Dr. Larry Herman
Health care providers will likely encounter an increase in patient populations who seek clinical guidance on travel and outdoor recreational activities. Individuals pursuing activities that lead to higher elevations may be at risk for Acute Mountain Sickness (AMS). Providers should be familiar with AMS presentation, recognize patient risk, recommend preventative strategies, and know common treatment methods when counseling individuals who intend a controlled or rapid ascent to high altitudes.
Reese ZR. Acetazolamide Prophylaxis in Acute Mountain Sickness. Lynchburg Journal of Medical Science. 2022; 4(3).
Available when accessing via a campus IP address or logged in with a University of Lynchburg email address.

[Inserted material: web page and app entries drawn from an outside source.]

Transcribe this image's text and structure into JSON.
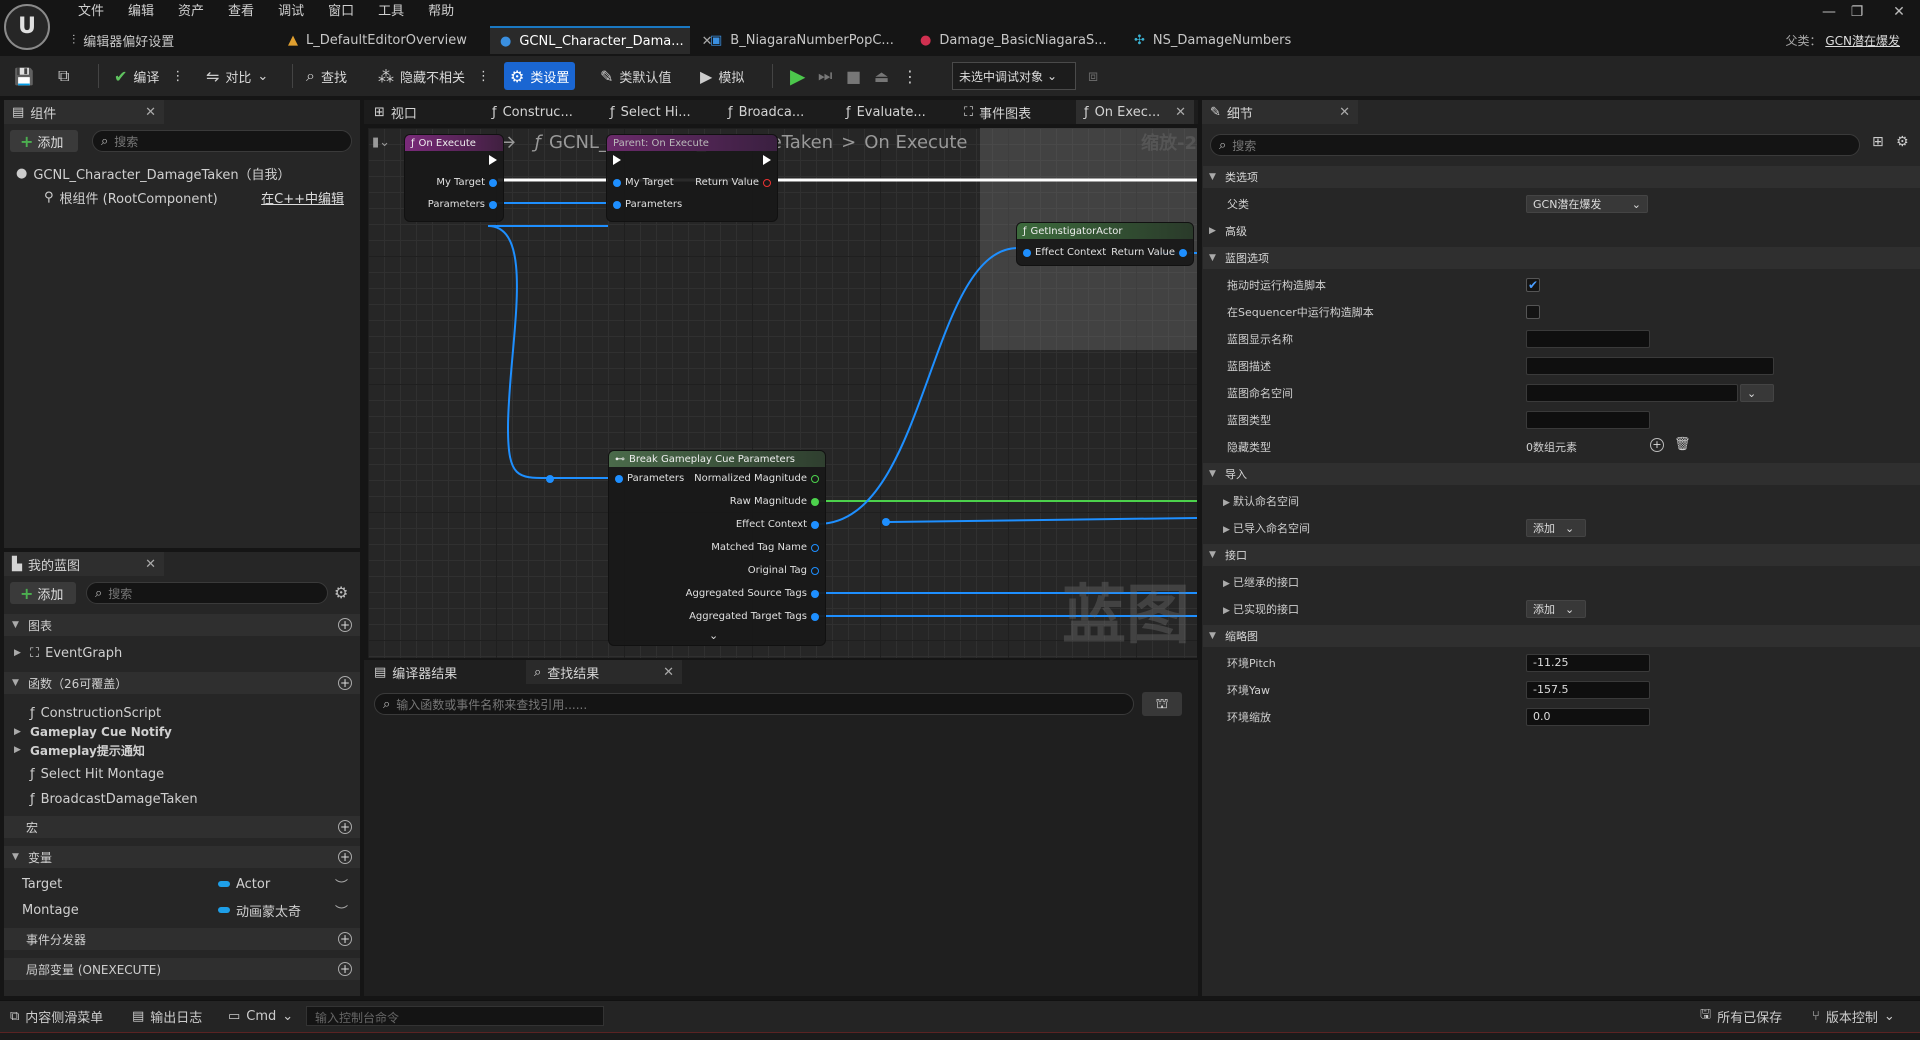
{
  "menu": [
    "文件",
    "编辑",
    "资产",
    "查看",
    "调试",
    "窗口",
    "工具",
    "帮助"
  ],
  "doc_tabs": [
    {
      "label": "编辑器偏好设置",
      "icon": "sliders-icon"
    },
    {
      "label": "L_DefaultEditorOverview",
      "icon": "level-icon"
    },
    {
      "label": "GCNL_Character_Dama...",
      "icon": "blueprint-icon",
      "active": true
    },
    {
      "label": "B_NiagaraNumberPopC...",
      "icon": "blueprint-icon"
    },
    {
      "label": "Damage_BasicNiagaraS...",
      "icon": "niagara-icon"
    },
    {
      "label": "NS_DamageNumbers",
      "icon": "niagara-system-icon"
    }
  ],
  "parent": {
    "label": "父类：",
    "value": "GCN潜在爆发"
  },
  "toolbar": {
    "compile": "编译",
    "diff": "对比",
    "find": "查找",
    "hide_unrelated": "隐藏不相关",
    "class_settings": "类设置",
    "class_defaults": "类默认值",
    "simulate": "模拟",
    "debug_object": "未选中调试对象"
  },
  "components": {
    "tab": "组件",
    "add": "添加",
    "search_placeholder": "搜索",
    "self_item": "GCNL_Character_DamageTaken（自我）",
    "root_item": "根组件 (RootComponent)",
    "edit_cpp": "在C++中编辑"
  },
  "my_blueprint": {
    "tab": "我的蓝图",
    "add": "添加",
    "search_placeholder": "搜索",
    "graphs_section": "图表",
    "event_graph": "EventGraph",
    "functions_section": "函数（26可覆盖）",
    "construction_script": "ConstructionScript",
    "gc_notify": "Gameplay Cue Notify",
    "gc_hint": "Gameplay提示通知",
    "select_hit_montage": "Select Hit Montage",
    "broadcast": "BroadcastDamageTaken",
    "macros_section": "宏",
    "variables_section": "变量",
    "variables": [
      {
        "name": "Target",
        "type": "Actor"
      },
      {
        "name": "Montage",
        "type": "动画蒙太奇"
      }
    ],
    "dispatchers_section": "事件分发器",
    "locals_section": "局部变量 (ONEXECUTE)"
  },
  "graph_tabs": [
    {
      "label": "视口",
      "icon": "viewport-icon"
    },
    {
      "label": "Construc...",
      "icon": "function-icon"
    },
    {
      "label": "Select Hi...",
      "icon": "function-icon"
    },
    {
      "label": "Broadca...",
      "icon": "function-icon"
    },
    {
      "label": "Evaluate...",
      "icon": "function-icon"
    },
    {
      "label": "事件图表",
      "icon": "event-graph-icon"
    },
    {
      "label": "On Exec...",
      "icon": "function-icon",
      "active": true
    }
  ],
  "graph": {
    "breadcrumb_root": "GCNL_Character_DamageTaken",
    "breadcrumb_sep": ">",
    "breadcrumb_leaf": "On Execute",
    "zoom": "缩放-2",
    "watermark": "蓝图",
    "node_entry": {
      "title": "On Execute",
      "pins": [
        "My Target",
        "Parameters"
      ]
    },
    "node_parent": {
      "title": "Parent: On Execute",
      "pins_in": [
        "My Target",
        "Parameters"
      ],
      "pin_out": "Return Value"
    },
    "node_instigator": {
      "title": "GetInstigatorActor",
      "pin_in": "Effect Context",
      "pin_out": "Return Value"
    },
    "node_break": {
      "title": "Break Gameplay Cue Parameters",
      "pin_in": "Parameters",
      "pins_out": [
        "Normalized Magnitude",
        "Raw Magnitude",
        "Effect Context",
        "Matched Tag Name",
        "Original Tag",
        "Aggregated Source Tags",
        "Aggregated Target Tags"
      ]
    }
  },
  "results": {
    "compiler_tab": "编译器结果",
    "find_tab": "查找结果",
    "search_placeholder": "输入函数或事件名称来查找引用......"
  },
  "details": {
    "tab": "细节",
    "search_placeholder": "搜索",
    "class_options": "类选项",
    "parent_label": "父类",
    "parent_value": "GCN潜在爆发",
    "advanced": "高级",
    "bp_options": "蓝图选项",
    "run_construct_on_drag": "拖动时运行构造脚本",
    "run_construct_sequencer": "在Sequencer中运行构造脚本",
    "display_name": "蓝图显示名称",
    "description": "蓝图描述",
    "namespace": "蓝图命名空间",
    "category": "蓝图类型",
    "hide_categories": "隐藏类型",
    "hide_value": "0数组元素",
    "imports": "导入",
    "default_ns": "默认命名空间",
    "imported_ns": "已导入命名空间",
    "add_label": "添加",
    "interfaces": "接口",
    "inherited_if": "已继承的接口",
    "implemented_if": "已实现的接口",
    "thumbnail": "缩略图",
    "env_pitch": "环境Pitch",
    "env_pitch_val": "-11.25",
    "env_yaw": "环境Yaw",
    "env_yaw_val": "-157.5",
    "env_zoom": "环境缩放",
    "env_zoom_val": "0.0"
  },
  "status": {
    "content_drawer": "内容侧滑菜单",
    "output_log": "输出日志",
    "cmd": "Cmd",
    "console_placeholder": "输入控制台命令",
    "all_saved": "所有已保存",
    "source_control": "版本控制"
  }
}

Off-campus users can also use 'Off-campus Download' button above for access.